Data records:
────────────────────

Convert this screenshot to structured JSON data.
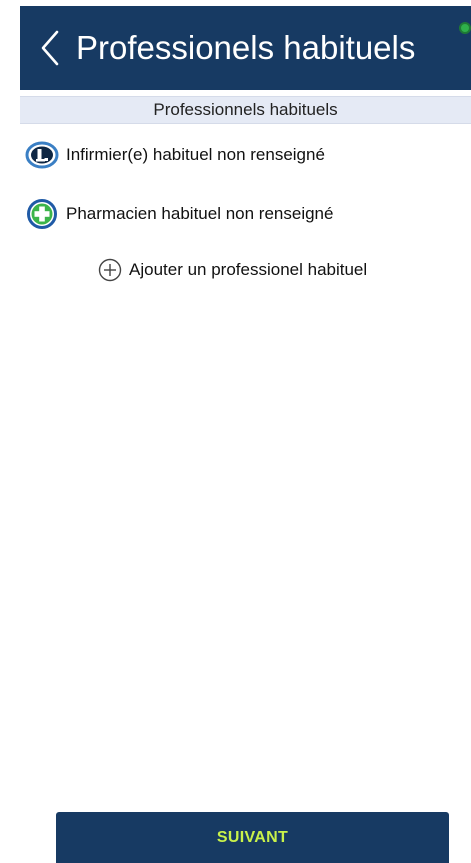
{
  "header": {
    "back_icon": "chevron-left-icon",
    "title": "Professionels habituels",
    "status_color": "#2fb14a"
  },
  "section": {
    "title": "Professionnels habituels"
  },
  "professionals": [
    {
      "icon": "nurse-icon",
      "label": "Infirmier(e) habituel non renseigné"
    },
    {
      "icon": "pharmacy-cross-icon",
      "label": "Pharmacien habituel non renseigné"
    }
  ],
  "add": {
    "icon": "plus-circle-icon",
    "label": "Ajouter un professionel habituel"
  },
  "footer": {
    "next_label": "SUIVANT"
  },
  "colors": {
    "primary": "#173a63",
    "accent_text": "#c9f24a",
    "section_bg": "#e5eaf5"
  }
}
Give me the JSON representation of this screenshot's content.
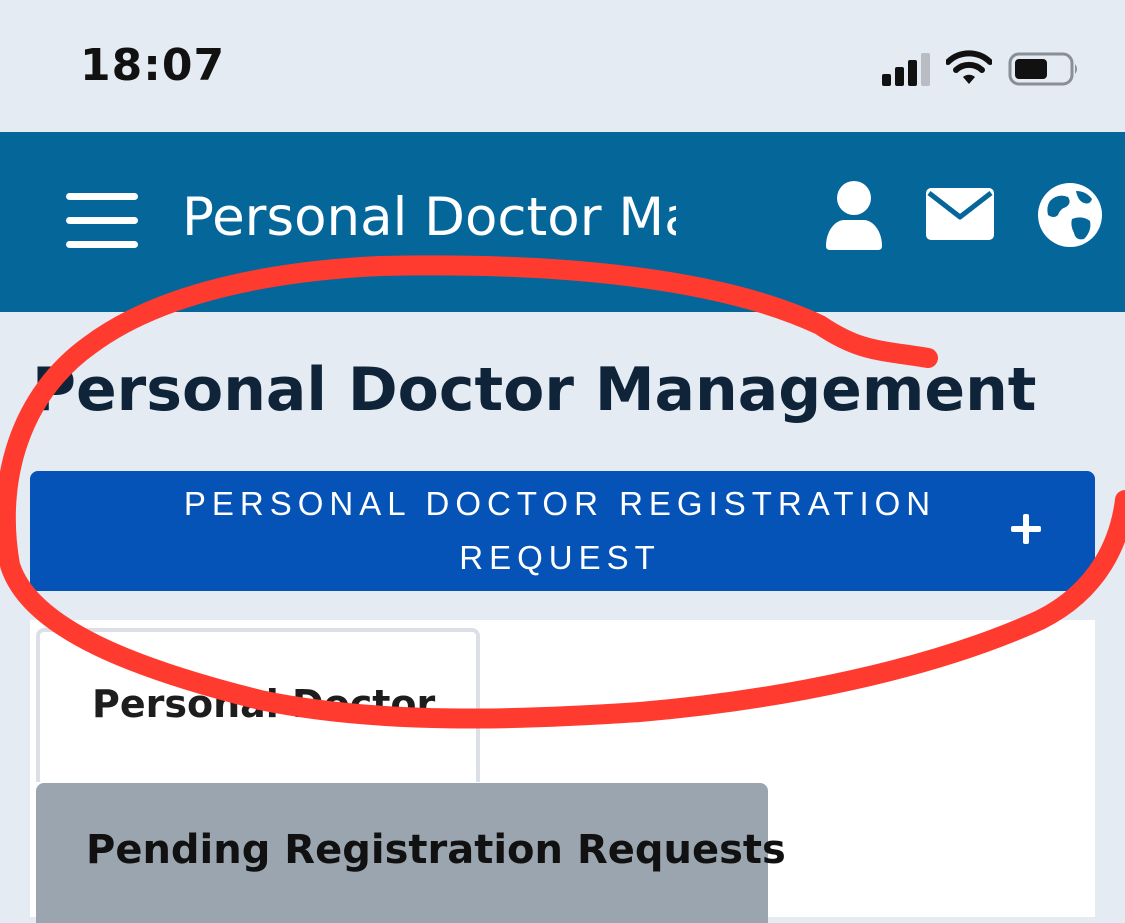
{
  "status_bar": {
    "time": "18:07",
    "icons": [
      "signal-icon",
      "wifi-icon",
      "battery-icon"
    ]
  },
  "header": {
    "title": "Personal Doctor Management",
    "menu_icon": "hamburger-menu-icon",
    "actions": [
      {
        "icon": "user-icon"
      },
      {
        "icon": "mail-icon"
      },
      {
        "icon": "globe-icon"
      }
    ],
    "background_color": "#056799"
  },
  "main": {
    "page_title": "Personal Doctor Management",
    "register_button": {
      "line1": "PERSONAL DOCTOR REGISTRATION",
      "line2": "REQUEST",
      "icon": "plus-icon",
      "color": "#0553b6"
    },
    "tabs": [
      {
        "label": "Personal Doctor"
      },
      {
        "label": "Pending Registration Requests"
      }
    ]
  },
  "annotation": {
    "shape": "freehand red circle",
    "color": "#ff3b30"
  }
}
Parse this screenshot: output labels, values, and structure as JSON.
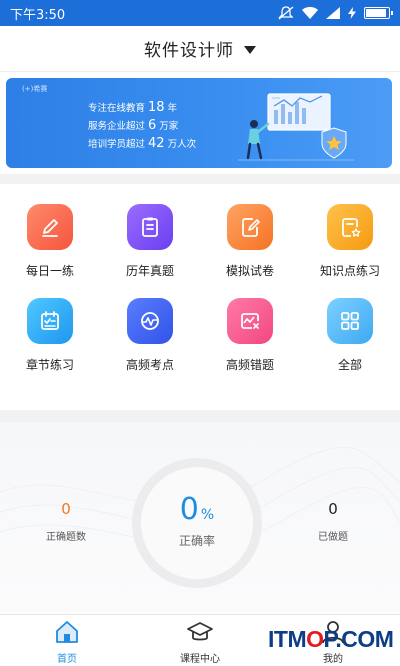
{
  "status_bar": {
    "time": "下午3:50",
    "background": "#1c6ed9"
  },
  "header": {
    "title": "软件设计师"
  },
  "banner": {
    "brand": "(+)希赛",
    "lines": [
      {
        "pre": "专注在线教育",
        "num": "18",
        "post": "年"
      },
      {
        "pre": "服务企业超过",
        "num": "6",
        "post": "万家"
      },
      {
        "pre": "培训学员超过",
        "num": "42",
        "post": "万人次"
      }
    ]
  },
  "grid": [
    {
      "label": "每日一练",
      "icon": "pencil-icon",
      "colors": [
        "#ff8a6a",
        "#f5553f"
      ]
    },
    {
      "label": "历年真题",
      "icon": "document-icon",
      "colors": [
        "#9b6cff",
        "#6a3ff0"
      ]
    },
    {
      "label": "模拟试卷",
      "icon": "edit-paper-icon",
      "colors": [
        "#ffa363",
        "#f57323"
      ]
    },
    {
      "label": "知识点练习",
      "icon": "star-paper-icon",
      "colors": [
        "#ffc24a",
        "#f59a12"
      ]
    },
    {
      "label": "章节练习",
      "icon": "checklist-icon",
      "colors": [
        "#4fc8ff",
        "#1f96f0"
      ]
    },
    {
      "label": "高频考点",
      "icon": "wave-chart-icon",
      "colors": [
        "#5a7dff",
        "#3153e8"
      ]
    },
    {
      "label": "高频错题",
      "icon": "error-chart-icon",
      "colors": [
        "#ff7aa8",
        "#f2477f"
      ]
    },
    {
      "label": "全部",
      "icon": "grid-icon",
      "colors": [
        "#7cd0ff",
        "#3ea9f2"
      ]
    }
  ],
  "stats": {
    "correct_count": {
      "value": "0",
      "label": "正确题数",
      "color": "#f07a1e"
    },
    "accuracy": {
      "value": "0",
      "unit": "%",
      "label": "正确率",
      "color": "#1f8ce0"
    },
    "done_count": {
      "value": "0",
      "label": "已做题",
      "color": "#222222"
    }
  },
  "tabbar": {
    "items": [
      {
        "label": "首页",
        "icon": "home-icon",
        "active": true
      },
      {
        "label": "课程中心",
        "icon": "graduation-cap-icon",
        "active": false
      },
      {
        "label": "我的",
        "icon": "user-icon",
        "active": false
      }
    ],
    "active_color": "#1f8ce0"
  },
  "watermark": {
    "pre": "ITM",
    "o": "O",
    "post": "P.COM"
  }
}
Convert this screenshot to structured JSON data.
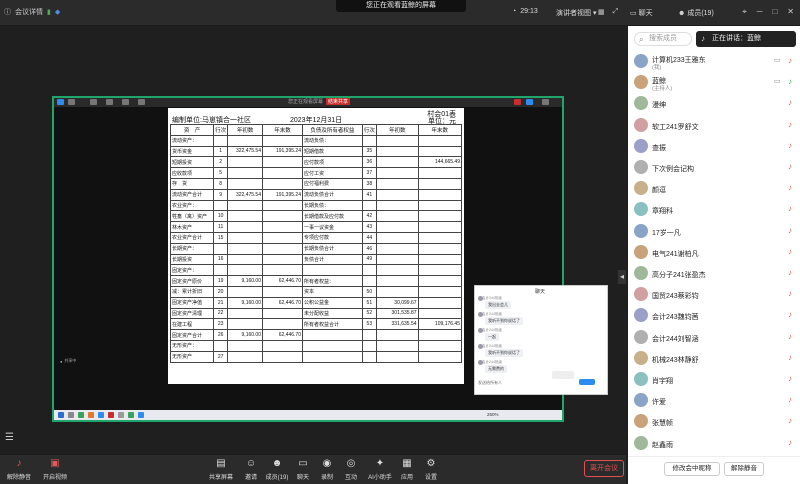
{
  "topbar": {
    "meeting_label": "会议详情",
    "banner": "您正在观看蓝鲸的屏幕",
    "timer": "29:13",
    "view_mode": "演讲者视图",
    "chat_tab": "聊天",
    "members_tab": "成员(19)"
  },
  "share": {
    "badge_name": "您正在观看屏幕",
    "badge_tag": "结束共享",
    "left_pill": "共享中",
    "zoom": "250%"
  },
  "doc": {
    "code": "村会01表",
    "unit_label": "单位：元",
    "org": "编制单位:马崽镇合一社区",
    "date": "2023年12月31日",
    "headers": [
      "资　产",
      "行次",
      "年初数",
      "年末数",
      "负债及所有者权益",
      "行次",
      "年初数",
      "年末数"
    ],
    "rows": [
      [
        "流动资产：",
        "",
        "",
        "",
        "流动负债：",
        "",
        "",
        ""
      ],
      [
        "货币资金",
        "1",
        "322,475.54",
        "191,395.24",
        "短期借款",
        "35",
        "",
        ""
      ],
      [
        "短期投资",
        "2",
        "",
        "",
        "应付款项",
        "36",
        "",
        "144,665.49"
      ],
      [
        "应收款项",
        "5",
        "",
        "",
        "应付工资",
        "37",
        "",
        ""
      ],
      [
        "存　货",
        "8",
        "",
        "",
        "应付福利费",
        "38",
        "",
        ""
      ],
      [
        "流动资产合计",
        "9",
        "322,475.54",
        "191,395.24",
        "流动负债合计",
        "41",
        "",
        ""
      ],
      [
        "农业资产：",
        "",
        "",
        "",
        "长期负债：",
        "",
        "",
        ""
      ],
      [
        "牲畜（禽）资产",
        "10",
        "",
        "",
        "长期借款及应付款",
        "42",
        "",
        ""
      ],
      [
        "林木资产",
        "11",
        "",
        "",
        "一事一议资金",
        "43",
        "",
        ""
      ],
      [
        "农业资产合计",
        "15",
        "",
        "",
        "专项应付款",
        "44",
        "",
        ""
      ],
      [
        "长期资产：",
        "",
        "",
        "",
        "长期负债合计",
        "46",
        "",
        ""
      ],
      [
        "长期投资",
        "16",
        "",
        "",
        "负债合计",
        "49",
        "",
        ""
      ],
      [
        "固定资产：",
        "",
        "",
        "",
        "",
        "",
        "",
        ""
      ],
      [
        "固定资产原价",
        "19",
        "9,160.00",
        "62,446.70",
        "所有者权益：",
        "",
        "",
        ""
      ],
      [
        "减：累计折旧",
        "20",
        "",
        "",
        "资本",
        "50",
        "",
        ""
      ],
      [
        "固定资产净值",
        "21",
        "9,160.00",
        "62,446.70",
        "公积公益金",
        "51",
        "30,099.67",
        ""
      ],
      [
        "固定资产清理",
        "22",
        "",
        "",
        "未分配收益",
        "52",
        "301,535.87",
        ""
      ],
      [
        "在建工程",
        "23",
        "",
        "",
        "所有者权益合计",
        "53",
        "331,635.54",
        "109,176.45"
      ],
      [
        "固定资产合计",
        "26",
        "9,160.00",
        "62,446.70",
        "",
        "",
        "",
        ""
      ],
      [
        "无形资产：",
        "",
        "",
        "",
        "",
        "",
        "",
        ""
      ],
      [
        "无形资产",
        "27",
        "",
        "",
        "",
        "",
        "",
        ""
      ]
    ]
  },
  "chatpop": {
    "title": "聊天",
    "messages": [
      {
        "name": "会计244班级",
        "text": "我出去会儿"
      },
      {
        "name": "会计244班级",
        "text": "我听不到你说话了"
      },
      {
        "name": "会计244班级",
        "text": "一起"
      },
      {
        "name": "会计244班级",
        "text": "我听不到你说话了"
      },
      {
        "name": "会计244班级",
        "text": "无需费的"
      }
    ],
    "input_placeholder": "发送给所有人"
  },
  "bottombar": {
    "mute": "解除静音",
    "video": "开启视频",
    "share": "共享屏幕",
    "invite": "邀请",
    "members": "成员(19)",
    "chat": "聊天",
    "record": "录制",
    "interact": "互动",
    "ai": "AI小助手",
    "apps": "应用",
    "settings": "设置",
    "leave": "离开会议"
  },
  "panel": {
    "search_placeholder": "搜索成员",
    "speaking_label": "正在讲话：蓝鲸",
    "members": [
      {
        "name": "计算机233王雅东",
        "sub": "(我)",
        "mute": true
      },
      {
        "name": "蓝鲸",
        "sub": "(主持人)",
        "mute": false,
        "speaking": true
      },
      {
        "name": "漫绅",
        "mute": true
      },
      {
        "name": "软工241罗舒文",
        "mute": true
      },
      {
        "name": "查振",
        "mute": true
      },
      {
        "name": "下次例会记构",
        "mute": true
      },
      {
        "name": "颜逗",
        "mute": true
      },
      {
        "name": "章翔科",
        "mute": true
      },
      {
        "name": "17岁一凡",
        "mute": true
      },
      {
        "name": "电气241谢柏凡",
        "mute": true
      },
      {
        "name": "高分子241张盈杰",
        "mute": true
      },
      {
        "name": "国贸243蔡彩钧",
        "mute": true
      },
      {
        "name": "会计243魏钧茜",
        "mute": true
      },
      {
        "name": "会计244刘智涵",
        "mute": true
      },
      {
        "name": "机械243林静舒",
        "mute": true
      },
      {
        "name": "肖宇翔",
        "mute": true
      },
      {
        "name": "许爱",
        "mute": true
      },
      {
        "name": "张慧帧",
        "mute": true
      },
      {
        "name": "赵鑫雨",
        "mute": true
      }
    ],
    "rename_button": "修改会中昵称",
    "unmute_button": "解除静音"
  },
  "colors": {
    "accent": "#1fa66a",
    "leave": "#e05050",
    "mute": "#e05a5a"
  }
}
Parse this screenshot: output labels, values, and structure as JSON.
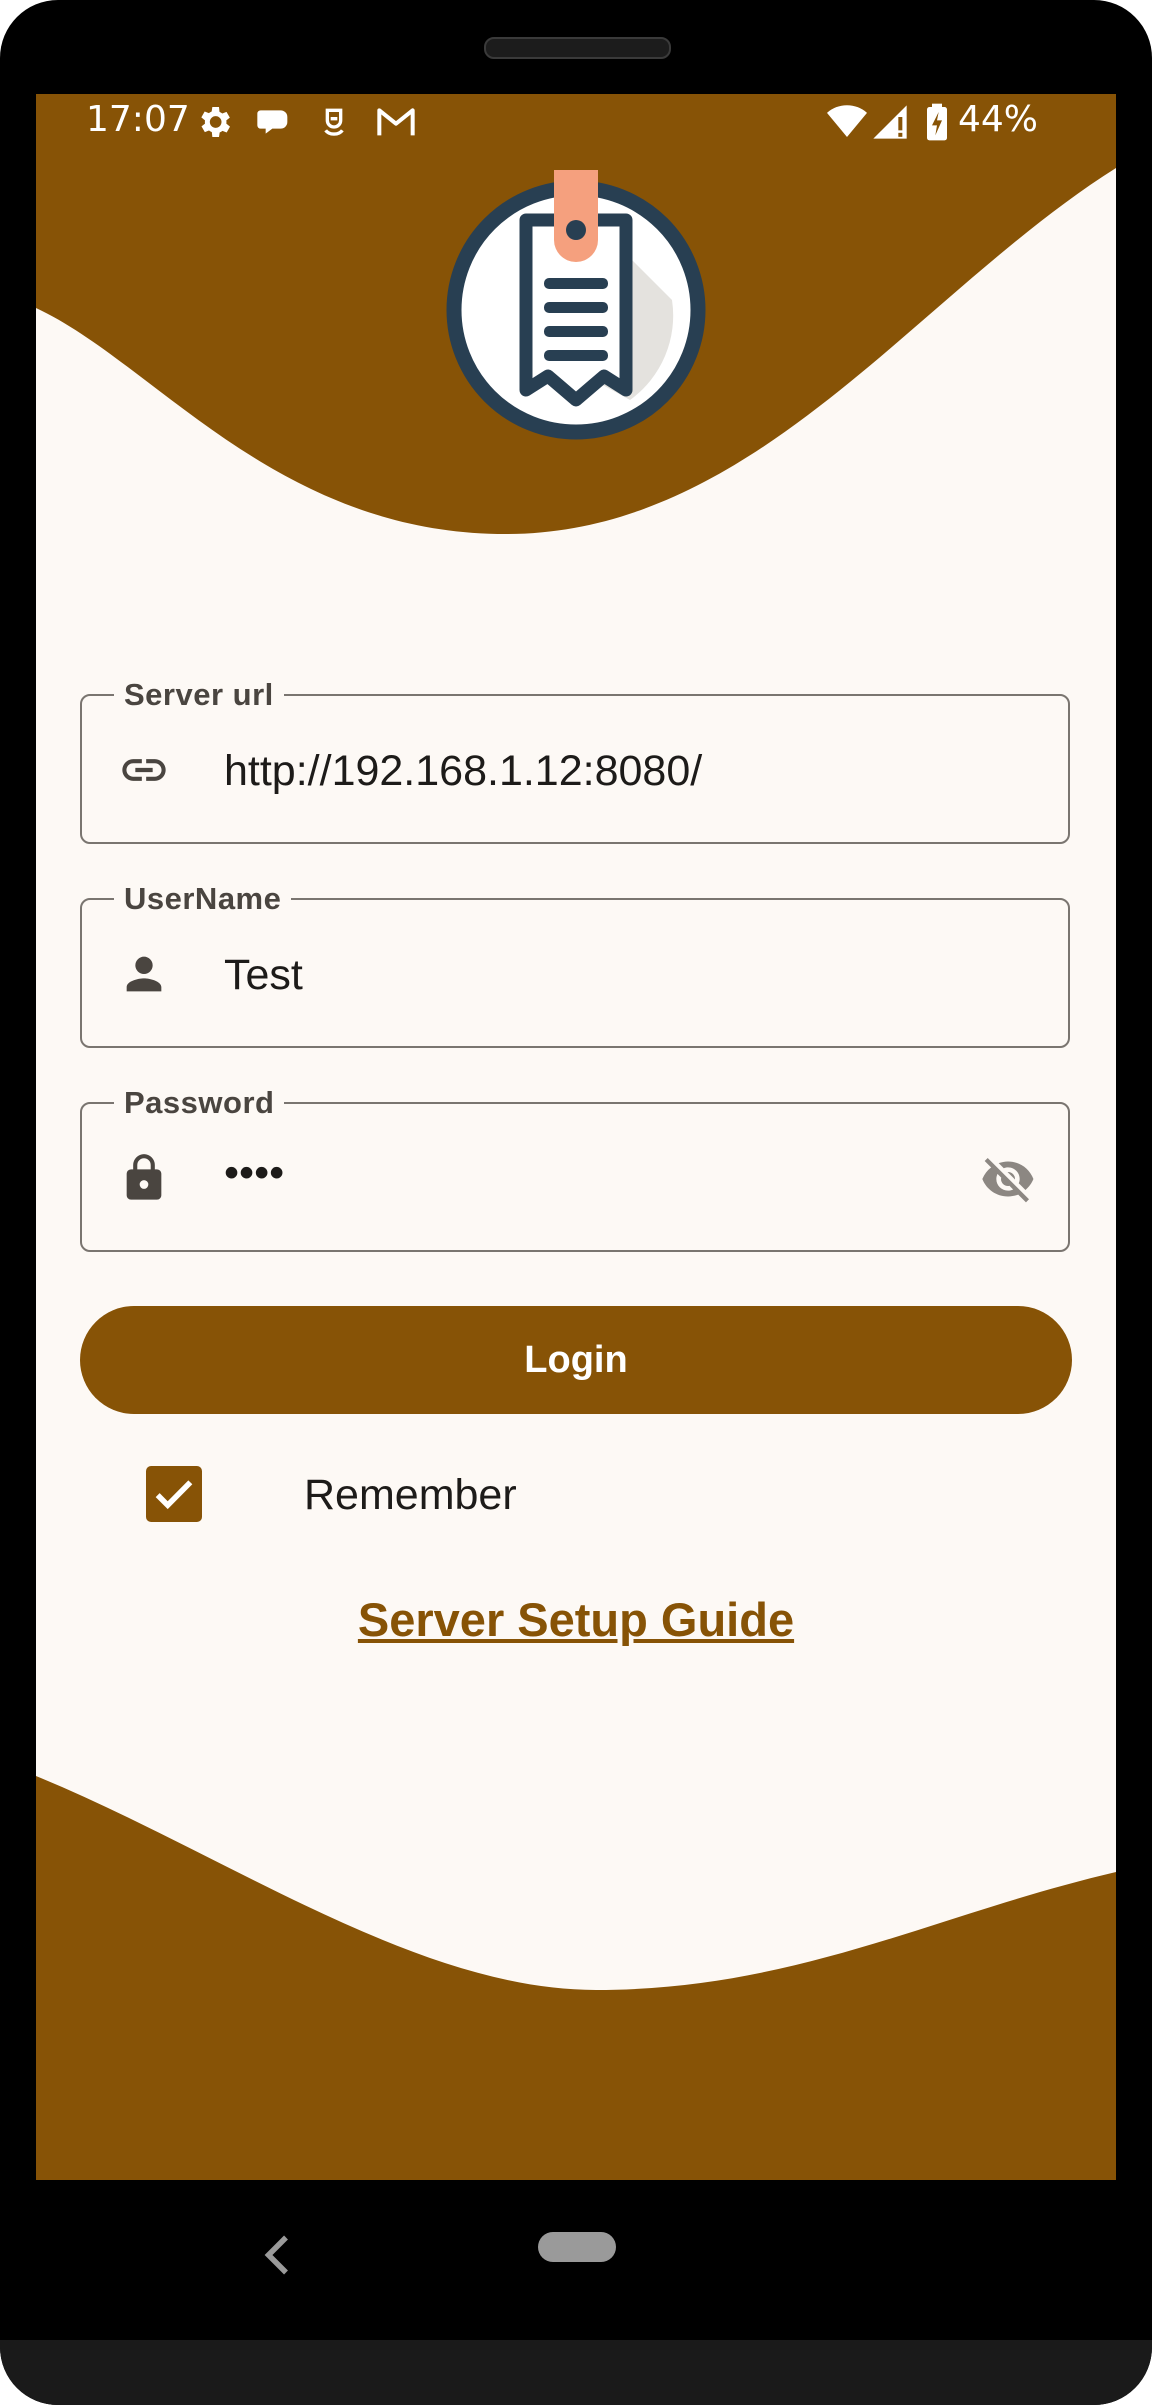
{
  "status_bar": {
    "time": "17:07",
    "battery_percent": "44%",
    "left_icons": [
      "gear-icon",
      "chat-bubble-icon",
      "app-notification-icon",
      "gmail-icon"
    ],
    "right_icons": [
      "wifi-icon",
      "cell-signal-icon",
      "battery-charging-icon"
    ]
  },
  "colors": {
    "brand": "#875306",
    "background": "#fdf9f5",
    "logo_ring": "#283f52",
    "logo_tab": "#f5a07e"
  },
  "form": {
    "server_url": {
      "label": "Server url",
      "value": "http://192.168.1.12:8080/",
      "icon": "link-icon"
    },
    "username": {
      "label": "UserName",
      "value": "Test",
      "icon": "person-icon"
    },
    "password": {
      "label": "Password",
      "value": "••••",
      "icon": "lock-icon",
      "toggle_icon": "eye-off-icon"
    },
    "login_label": "Login",
    "remember": {
      "label": "Remember",
      "checked": true
    },
    "guide_link": "Server Setup Guide"
  },
  "nav_bar": {
    "back_icon": "back-chevron-icon",
    "home_icon": "home-pill-icon"
  }
}
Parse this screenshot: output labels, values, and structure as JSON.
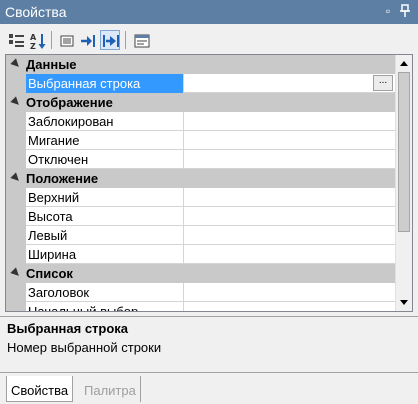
{
  "window": {
    "title": "Свойства"
  },
  "toolbar": {
    "buttons": [
      {
        "icon": "categorized-icon"
      },
      {
        "icon": "sort-alpha-icon"
      },
      {
        "icon": "list-icon"
      },
      {
        "icon": "arrow-right-bar-icon"
      },
      {
        "icon": "arrow-right-double-icon"
      },
      {
        "icon": "property-pages-icon"
      }
    ]
  },
  "grid": {
    "categories": {
      "data": "Данные",
      "display": "Отображение",
      "position": "Положение",
      "list": "Список"
    },
    "props": {
      "selected_row": {
        "name": "Выбранная строка",
        "value": ""
      },
      "locked": {
        "name": "Заблокирован",
        "value": ""
      },
      "blink": {
        "name": "Мигание",
        "value": ""
      },
      "disabled": {
        "name": "Отключен",
        "value": ""
      },
      "top": {
        "name": "Верхний",
        "value": ""
      },
      "height": {
        "name": "Высота",
        "value": ""
      },
      "left": {
        "name": "Левый",
        "value": ""
      },
      "width": {
        "name": "Ширина",
        "value": ""
      },
      "header": {
        "name": "Заголовок",
        "value": ""
      },
      "initial": {
        "name": "Начальный выбор",
        "value": ""
      }
    },
    "ellipsis": "..."
  },
  "description": {
    "title": "Выбранная строка",
    "text": "Номер выбранной строки"
  },
  "tabs": {
    "properties": "Свойства",
    "palette": "Палитра"
  },
  "colors": {
    "titlebar": "#5d7fa3",
    "selection": "#3399ff",
    "category": "#c9c9c9"
  }
}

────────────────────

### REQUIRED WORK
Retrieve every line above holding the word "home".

### SOLUTION TO THE EXERCISE
        "icon": "home-icon",
    "home_icon": "home-pill-icon"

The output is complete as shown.